Rashi’s source in Midrash Rabbah actually makes the pun three-way; ShBR can mean both grain and destruction. Yaakov’s SBR/hope was grounded in seeing both ShBR/destruction and ShBR/grain in Egypt. The Covenant Between the Pieces made clear that redemption would come only after exile, but this did not mean that every opportunity to be exiled should be taken in order to bring redemption closer. Yaakov’s vision enabled him to see that this was the inevitable exile necessary for redemption. He saw the ShBR of the years of famine, and He saw the SBR of the years of plenty”; He saw the ShBR of “Yosef was taken down to Egypt; and He saw the SBR of “Yosef, he was the overlord”; He saw the ShBR of “they will enslave them and afflict them”, and he saw the SBR of “afterward, they will depart with great property”.

According to Midrash Rabbah, if Yaakov had sensed only impending destruction, he would never have sent the 10 brothers; if he had sensed only hope, he would never have resisted sending Binyamin. Sensing both, he sent all his sons to Egypt and then

followed them himself, essentially volunteering to die in exile. Yet according to Midrash Rabbah as well, there is no indication that Yaakov told his sons why he made this choice.

Rashi and Midrash Rabbah agree that the brothers trod blindly while Yaakov’s actions were goal-oriented. But there is a crucial difference between them: Where Midrash Rabbah identified Yaakov’s SBR/hope with redemption, Rashi narrows it to the personal hope of seeing Yosef.

For Rashi, Yaakov lives as if there were no prophecy. But for Midrash Rabbah, Yaakov is seizing this moment to fix the meaning of the prophecy.

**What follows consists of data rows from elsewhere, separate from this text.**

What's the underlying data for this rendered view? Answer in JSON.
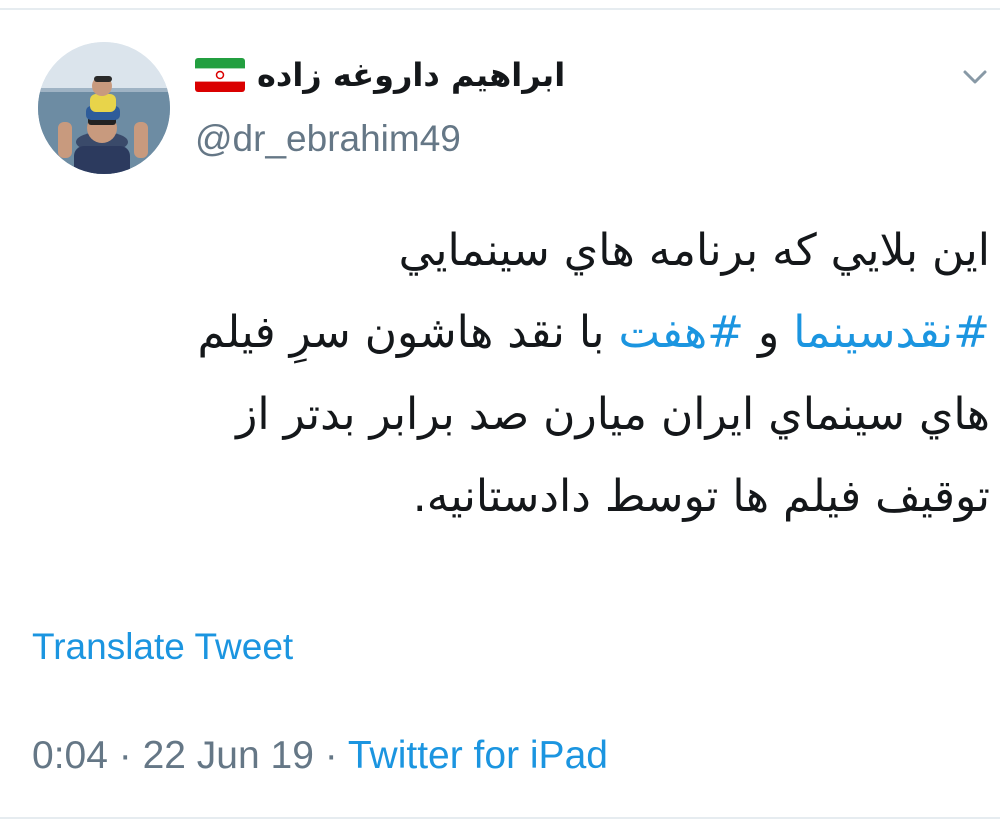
{
  "tweet": {
    "author": {
      "display_name": "ابراهیم داروغه زاده",
      "handle": "@dr_ebrahim49",
      "flag_icon": "iran-flag-icon",
      "avatar_icon": "profile-photo"
    },
    "menu_icon": "chevron-down-icon",
    "body": {
      "line1": "اين بلايي كه برنامه هاي سينمايي",
      "line2_hashtag1": "#نقدسینما",
      "line2_conj": " و ",
      "line2_hashtag2": "#هفت",
      "line2_rest": " با نقد هاشون سرِ فیلم",
      "line3": "هاي سينماي ايران ميارن صد برابر بدتر از",
      "line4": "توقیف فیلم ها توسط دادستانیه."
    },
    "translate_label": "Translate Tweet",
    "meta": {
      "time": "0:04",
      "separator": " · ",
      "date": "22 Jun 19",
      "source": "Twitter for iPad"
    }
  },
  "colors": {
    "link": "#1b95e0",
    "muted": "#657786",
    "text": "#14171a",
    "divider": "#e6ecf0",
    "flag_green": "#239f40",
    "flag_white": "#ffffff",
    "flag_red": "#da0000"
  }
}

This disagreement shows up many times in Jewish history, and in many contexts. The most recent, of course, is Zionism. Belief in G-d’s promise of ultimate Messianic redemption can generate passivity – why should we act if the ending is already known? But it can also generate an aggressive focus on bringing Moshiach soon.

Everyone seems to agree, however, that Yaakov’s sons are passengers in time. They live the pages of their lives as if there were no need for chapterization – no one but G-d needs to think about how everything fits together. Only Yosef, who has spent his life trying to make dreams come true, realizes on his deathbed what Yaakov has done. “Surely G-d will redeem you, and then you must take my bones with you from this“ – this is the Exile which will end in Redemption.

It is possible that Yaakov’s sons actively resist thinking in prophetic terms. They prefer to act as if their freedom is total, as if history has no patterns other than the ones they choose to create. They wish to make their place in the scheme of the world, rather than to find their place. Their self-appointed task is to impose meaning on absurdity.

Yet in the end, there they are in Egypt. There is no absurdity, only fate. And one cannot evade fate by ignoring it; the only live option is to use one’s free will to transform fate into destiny.